MATERIALS PROVIDED:
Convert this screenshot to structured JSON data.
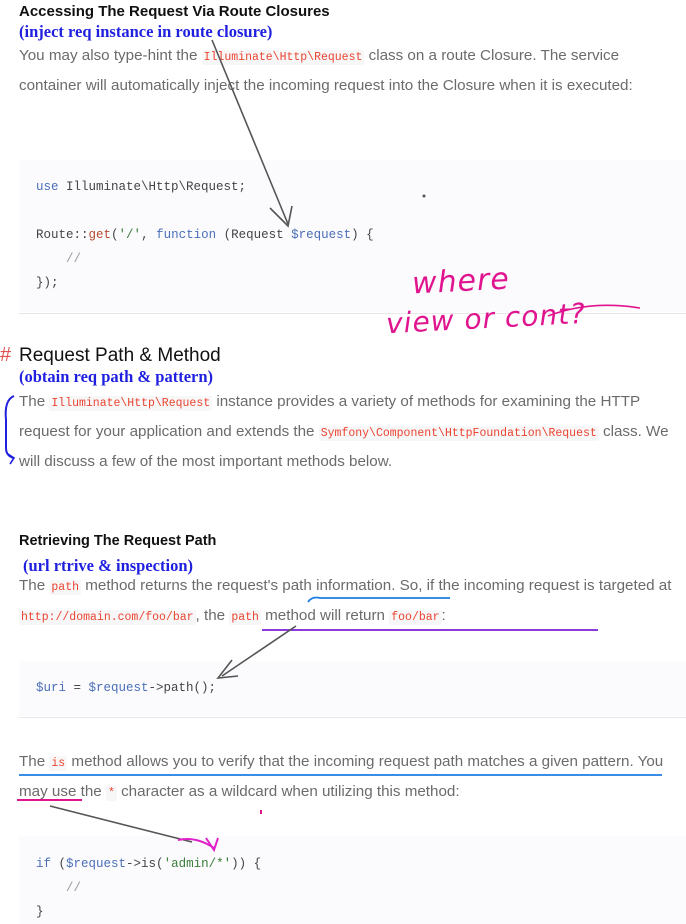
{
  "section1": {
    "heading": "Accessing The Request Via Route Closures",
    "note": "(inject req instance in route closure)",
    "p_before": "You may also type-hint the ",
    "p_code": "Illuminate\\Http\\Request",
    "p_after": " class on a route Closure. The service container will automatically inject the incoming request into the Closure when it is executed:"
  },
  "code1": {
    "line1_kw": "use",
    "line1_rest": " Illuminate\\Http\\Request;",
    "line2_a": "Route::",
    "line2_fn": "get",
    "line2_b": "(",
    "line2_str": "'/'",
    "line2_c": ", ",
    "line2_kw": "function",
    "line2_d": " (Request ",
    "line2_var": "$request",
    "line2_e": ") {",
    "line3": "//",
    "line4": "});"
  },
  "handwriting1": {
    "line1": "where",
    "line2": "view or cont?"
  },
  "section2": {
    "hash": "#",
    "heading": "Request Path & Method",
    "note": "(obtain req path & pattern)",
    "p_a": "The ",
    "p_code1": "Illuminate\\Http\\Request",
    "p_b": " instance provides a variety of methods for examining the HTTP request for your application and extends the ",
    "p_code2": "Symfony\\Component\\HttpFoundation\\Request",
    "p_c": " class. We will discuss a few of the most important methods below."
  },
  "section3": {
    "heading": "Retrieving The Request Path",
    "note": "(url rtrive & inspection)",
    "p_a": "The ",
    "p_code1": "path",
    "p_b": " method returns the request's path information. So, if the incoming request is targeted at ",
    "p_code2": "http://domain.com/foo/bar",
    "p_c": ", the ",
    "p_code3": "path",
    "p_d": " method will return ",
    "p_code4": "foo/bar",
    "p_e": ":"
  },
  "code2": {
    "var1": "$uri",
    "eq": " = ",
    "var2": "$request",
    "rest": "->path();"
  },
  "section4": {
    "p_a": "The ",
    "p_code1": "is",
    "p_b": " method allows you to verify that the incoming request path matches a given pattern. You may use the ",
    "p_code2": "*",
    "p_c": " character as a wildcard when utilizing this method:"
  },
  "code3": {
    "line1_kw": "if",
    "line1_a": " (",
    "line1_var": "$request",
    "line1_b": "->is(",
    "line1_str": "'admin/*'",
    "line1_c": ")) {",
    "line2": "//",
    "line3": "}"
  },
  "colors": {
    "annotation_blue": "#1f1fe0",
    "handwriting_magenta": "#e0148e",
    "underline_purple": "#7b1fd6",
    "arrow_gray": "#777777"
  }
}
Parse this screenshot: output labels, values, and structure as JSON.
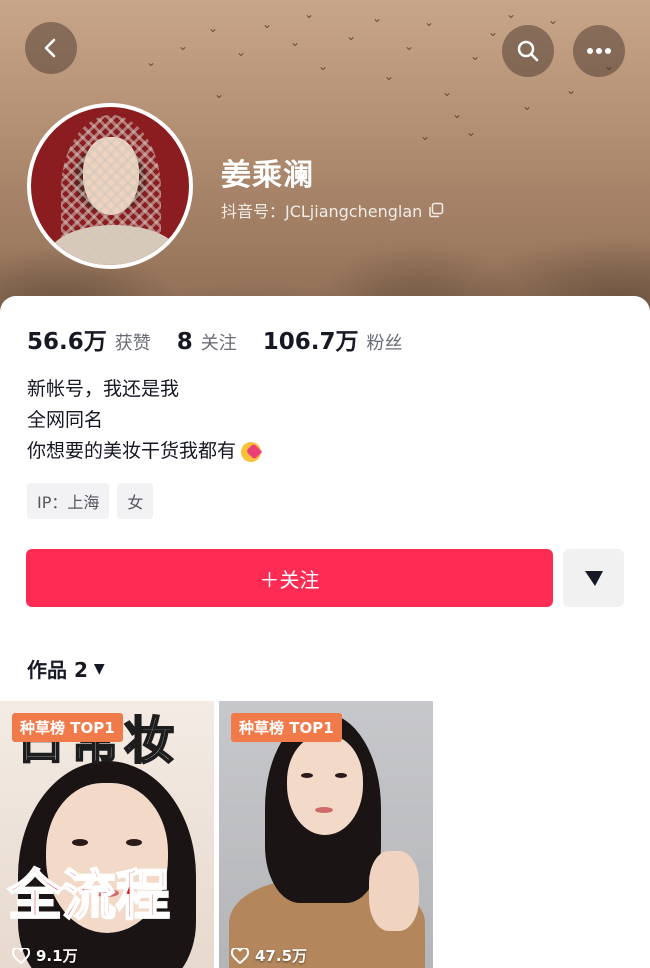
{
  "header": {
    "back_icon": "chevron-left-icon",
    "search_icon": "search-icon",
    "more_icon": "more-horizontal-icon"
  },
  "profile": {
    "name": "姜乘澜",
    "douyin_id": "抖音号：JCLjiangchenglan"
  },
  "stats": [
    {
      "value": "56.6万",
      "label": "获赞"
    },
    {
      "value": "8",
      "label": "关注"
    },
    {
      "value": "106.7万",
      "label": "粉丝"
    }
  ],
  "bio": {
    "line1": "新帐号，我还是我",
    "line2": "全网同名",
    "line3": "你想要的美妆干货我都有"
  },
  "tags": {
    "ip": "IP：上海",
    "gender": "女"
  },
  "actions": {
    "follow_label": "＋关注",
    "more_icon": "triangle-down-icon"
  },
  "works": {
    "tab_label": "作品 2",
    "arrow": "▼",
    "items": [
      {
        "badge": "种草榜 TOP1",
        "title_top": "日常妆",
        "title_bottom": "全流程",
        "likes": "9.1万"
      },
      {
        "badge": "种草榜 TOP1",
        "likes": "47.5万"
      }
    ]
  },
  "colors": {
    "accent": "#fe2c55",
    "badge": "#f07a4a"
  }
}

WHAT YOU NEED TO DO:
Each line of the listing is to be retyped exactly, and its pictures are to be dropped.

ANSWER SECTION:
Convert this screenshot to structured JSON data.
{
  "section1": {
    "heading": "Accessing The Request Via Route Closures",
    "note": "(inject req instance in route closure)",
    "p_before": "You may also type-hint the ",
    "p_code": "Illuminate\\Http\\Request",
    "p_after": " class on a route Closure. The service container will automatically inject the incoming request into the Closure when it is executed:"
  },
  "code1": {
    "line1_kw": "use",
    "line1_rest": " Illuminate\\Http\\Request;",
    "line2_a": "Route::",
    "line2_fn": "get",
    "line2_b": "(",
    "line2_str": "'/'",
    "line2_c": ", ",
    "line2_kw": "function",
    "line2_d": " (Request ",
    "line2_var": "$request",
    "line2_e": ") {",
    "line3": "//",
    "line4": "});"
  },
  "handwriting1": {
    "line1": "where",
    "line2": "view or cont?"
  },
  "section2": {
    "hash": "#",
    "heading": "Request Path & Method",
    "note": "(obtain req path & pattern)",
    "p_a": "The ",
    "p_code1": "Illuminate\\Http\\Request",
    "p_b": " instance provides a variety of methods for examining the HTTP request for your application and extends the ",
    "p_code2": "Symfony\\Component\\HttpFoundation\\Request",
    "p_c": " class. We will discuss a few of the most important methods below."
  },
  "section3": {
    "heading": "Retrieving The Request Path",
    "note": "(url rtrive & inspection)",
    "p_a": "The ",
    "p_code1": "path",
    "p_b": " method returns the request's path information. So, if the incoming request is targeted at ",
    "p_code2": "http://domain.com/foo/bar",
    "p_c": ", the ",
    "p_code3": "path",
    "p_d": " method will return ",
    "p_code4": "foo/bar",
    "p_e": ":"
  },
  "code2": {
    "var1": "$uri",
    "eq": " = ",
    "var2": "$request",
    "rest": "->path();"
  },
  "section4": {
    "p_a": "The ",
    "p_code1": "is",
    "p_b": " method allows you to verify that the incoming request path matches a given pattern. You may use the ",
    "p_code2": "*",
    "p_c": " character as a wildcard when utilizing this method:"
  },
  "code3": {
    "line1_kw": "if",
    "line1_a": " (",
    "line1_var": "$request",
    "line1_b": "->is(",
    "line1_str": "'admin/*'",
    "line1_c": ")) {",
    "line2": "//",
    "line3": "}"
  },
  "colors": {
    "annotation_blue": "#1f1fe0",
    "handwriting_magenta": "#e0148e",
    "underline_purple": "#7b1fd6",
    "arrow_gray": "#777777"
  }
}
Parse this screenshot: output labels, values, and structure as JSON.
{
  "header": {
    "back_icon": "chevron-left-icon",
    "search_icon": "search-icon",
    "more_icon": "more-horizontal-icon"
  },
  "profile": {
    "name": "姜乘澜",
    "douyin_id": "抖音号：JCLjiangchenglan"
  },
  "stats": [
    {
      "value": "56.6万",
      "label": "获赞"
    },
    {
      "value": "8",
      "label": "关注"
    },
    {
      "value": "106.7万",
      "label": "粉丝"
    }
  ],
  "bio": {
    "line1": "新帐号，我还是我",
    "line2": "全网同名",
    "line3": "你想要的美妆干货我都有"
  },
  "tags": {
    "ip": "IP：上海",
    "gender": "女"
  },
  "actions": {
    "follow_label": "＋关注",
    "more_icon": "triangle-down-icon"
  },
  "works": {
    "tab_label": "作品 2",
    "arrow": "▼",
    "items": [
      {
        "badge": "种草榜 TOP1",
        "title_top": "日常妆",
        "title_bottom": "全流程",
        "likes": "9.1万"
      },
      {
        "badge": "种草榜 TOP1",
        "likes": "47.5万"
      }
    ]
  },
  "colors": {
    "accent": "#fe2c55",
    "badge": "#f07a4a"
  }
}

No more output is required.